This past Monday (July 3) would have been the 73rd birthday of legendary Cowboys defensive lineman Jethro Pugh.
Pugh is a name that most Cowboys fans today probably don’t even recognize. The Hall of Fame legacies of players like Randy White, Bob Lilly, and Mel Renfro have been passed on to the new generation of Cowboys fans, but Pugh’s legacy has gotten lost in the shuffle, just as it often had during his playing days. White, Lilly, Ed “Too Tall” Jones, and Harvey Martin received much of the praise during the 60s and 70s, while Pugh was typically grouped with “others” when sports commentators would rattle off all the talent the Cowboys possessed on the defense. Former Cowboys personnel director Gil Brandt once remarked to USA Today that Pugh “was a terribly unsung person among that bunch of great players we had.”
While it may be easy to forget the contributions of Pugh, it’s certainly not acceptable. An 11th round selection in 1965 out of Elizabeth City State University, Pugh possessed long limbs and a massive 6’6, 260-pound frame. Brandt told USA Today in the same 2015 interview that teams wouldn’t pass up the chance to snatch Pugh in the first round of the modern NFL Draft.
“He would have been a top 10-type player in the draft today. He was big, long arms, very athletic, very fast. Just a great competitor. Smart. He was well beyond his years.”
Pugh would play all 14 seasons of his NFL career along the Cowboys defensive line. At the time of his retirement, Pugh’s 183 games played were the third-most in franchise history, trailing only Lee Roy Jordan and Bob Lilly. He was a two-time Super Bowl champion with Dallas (VI and XII), and is one of two players (Rayfield Wright) who was on the Cowboys roster during the Ice Bowl and their first five Super Bowl appearances.
Pugh’s lone national recognition came in 1968, when the Associated Press named him a second-team All-Pro. Although sacks weren’t an official stat during his playing days, the Cowboys own in-house tracking credits him with 15.5 sacks during that 1968 season. His career count is unofficially listed at 95.5, placing him fifth in franchise history. Only White, Martin, Jones, and DeMarcus Ware have sacked the quarterback more times for the Dallas Cowboys.

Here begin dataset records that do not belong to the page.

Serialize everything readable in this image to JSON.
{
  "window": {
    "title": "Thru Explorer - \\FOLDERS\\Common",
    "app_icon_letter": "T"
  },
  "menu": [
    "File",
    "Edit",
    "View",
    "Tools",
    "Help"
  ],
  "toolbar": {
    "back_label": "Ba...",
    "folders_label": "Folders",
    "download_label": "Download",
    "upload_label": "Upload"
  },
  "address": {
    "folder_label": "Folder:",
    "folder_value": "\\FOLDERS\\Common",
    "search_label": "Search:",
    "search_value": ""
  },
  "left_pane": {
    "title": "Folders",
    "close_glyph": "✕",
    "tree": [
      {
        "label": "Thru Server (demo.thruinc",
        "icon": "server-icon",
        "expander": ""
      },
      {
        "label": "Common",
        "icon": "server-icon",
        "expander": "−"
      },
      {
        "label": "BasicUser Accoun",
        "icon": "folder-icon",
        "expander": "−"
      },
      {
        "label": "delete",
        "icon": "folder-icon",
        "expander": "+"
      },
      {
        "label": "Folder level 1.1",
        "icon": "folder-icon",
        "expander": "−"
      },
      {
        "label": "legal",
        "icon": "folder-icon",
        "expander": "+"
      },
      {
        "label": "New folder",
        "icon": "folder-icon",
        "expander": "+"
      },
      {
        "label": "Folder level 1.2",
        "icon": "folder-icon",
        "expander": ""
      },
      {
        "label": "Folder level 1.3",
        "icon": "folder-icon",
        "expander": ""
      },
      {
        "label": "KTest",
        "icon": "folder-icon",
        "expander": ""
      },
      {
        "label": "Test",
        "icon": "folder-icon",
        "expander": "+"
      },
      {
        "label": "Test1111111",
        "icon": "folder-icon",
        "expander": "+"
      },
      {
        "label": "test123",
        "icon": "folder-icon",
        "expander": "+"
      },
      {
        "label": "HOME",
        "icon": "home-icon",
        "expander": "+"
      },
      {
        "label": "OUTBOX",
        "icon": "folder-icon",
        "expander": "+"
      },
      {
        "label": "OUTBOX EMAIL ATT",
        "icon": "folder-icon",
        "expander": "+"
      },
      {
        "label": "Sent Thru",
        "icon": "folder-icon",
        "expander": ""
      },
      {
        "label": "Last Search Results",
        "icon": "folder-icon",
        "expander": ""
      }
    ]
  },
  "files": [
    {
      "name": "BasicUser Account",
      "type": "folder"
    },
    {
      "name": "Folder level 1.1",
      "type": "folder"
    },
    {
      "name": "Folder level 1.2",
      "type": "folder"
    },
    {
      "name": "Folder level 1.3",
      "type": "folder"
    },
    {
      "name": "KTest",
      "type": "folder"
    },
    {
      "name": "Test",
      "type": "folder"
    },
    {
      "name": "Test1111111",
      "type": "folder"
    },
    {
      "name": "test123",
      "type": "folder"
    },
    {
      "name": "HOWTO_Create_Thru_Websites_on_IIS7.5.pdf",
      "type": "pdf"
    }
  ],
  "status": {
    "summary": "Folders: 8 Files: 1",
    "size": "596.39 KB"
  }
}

Cowboys Nation lost Pugh on January 7th, 2015, when he died of natural causes at the age of 70.
For more on Pugh, you can check out this video from his 2016 enshrinement into the Black College Football Hall of Fame.